Since seizing power, the Taliban have presented themselves as more moderate, compared with their first rule in the 1990s when they violently repressed the Hazaras and other ethnic groups. Courting international recognition, they vow to protect the Hazaras as a show of their acceptance of the country’s minorities.
The Taliban initially confiscated weapons that Hazaras had used to guard some of their own mosques in Kabul. But after devastating IS bombings of Shiite mosques in Kandahar and Kunduz provinces in October, the Taliban returned the weapons in most cases, Gawhari and other community leaders said. The Taliban also provide their own fighters as guards for some mosques during Friday prayers.
The Hazaras’ turn to Taliban protection shows how terrified the community is of the Islamic State group, which they say aims to exterminate them. In past years, IS has attacked the Hazaras more ruthlessly than the Taliban ever did, unleashing bombings against Hazara schools, hospitals and mosques, killing hundreds.
IS is also the Taliban’s enemy, frequently attacking Taliban forces
This new Taliban is markedly different from the Taliban of 20 years ago. This time around, its leaders want to be part of regional and global politics. It seems, during the Doha conferences, they realized that their resumption of power in Afghanistan now needs international recognition – they realized that to survive, they must rule, not terrorize.

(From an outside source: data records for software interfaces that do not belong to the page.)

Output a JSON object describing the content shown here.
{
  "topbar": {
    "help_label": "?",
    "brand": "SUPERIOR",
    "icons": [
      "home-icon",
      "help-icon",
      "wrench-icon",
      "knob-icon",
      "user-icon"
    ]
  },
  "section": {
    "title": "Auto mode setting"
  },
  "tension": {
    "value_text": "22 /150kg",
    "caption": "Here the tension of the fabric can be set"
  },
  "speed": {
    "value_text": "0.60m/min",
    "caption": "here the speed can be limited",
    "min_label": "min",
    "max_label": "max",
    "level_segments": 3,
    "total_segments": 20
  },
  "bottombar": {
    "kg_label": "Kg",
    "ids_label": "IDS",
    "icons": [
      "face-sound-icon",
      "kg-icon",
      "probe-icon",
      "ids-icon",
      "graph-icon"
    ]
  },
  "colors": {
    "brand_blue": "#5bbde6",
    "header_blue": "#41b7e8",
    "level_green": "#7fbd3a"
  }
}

The United States actually made the Taliban a security guarantor when it signed the Doha accord with the Islamist group. If the Taliban could be a security guarantor for the so-called superpower, then why not for other countries? Is this not enough argument for the rest of the world to justify and recognize Taliban rule?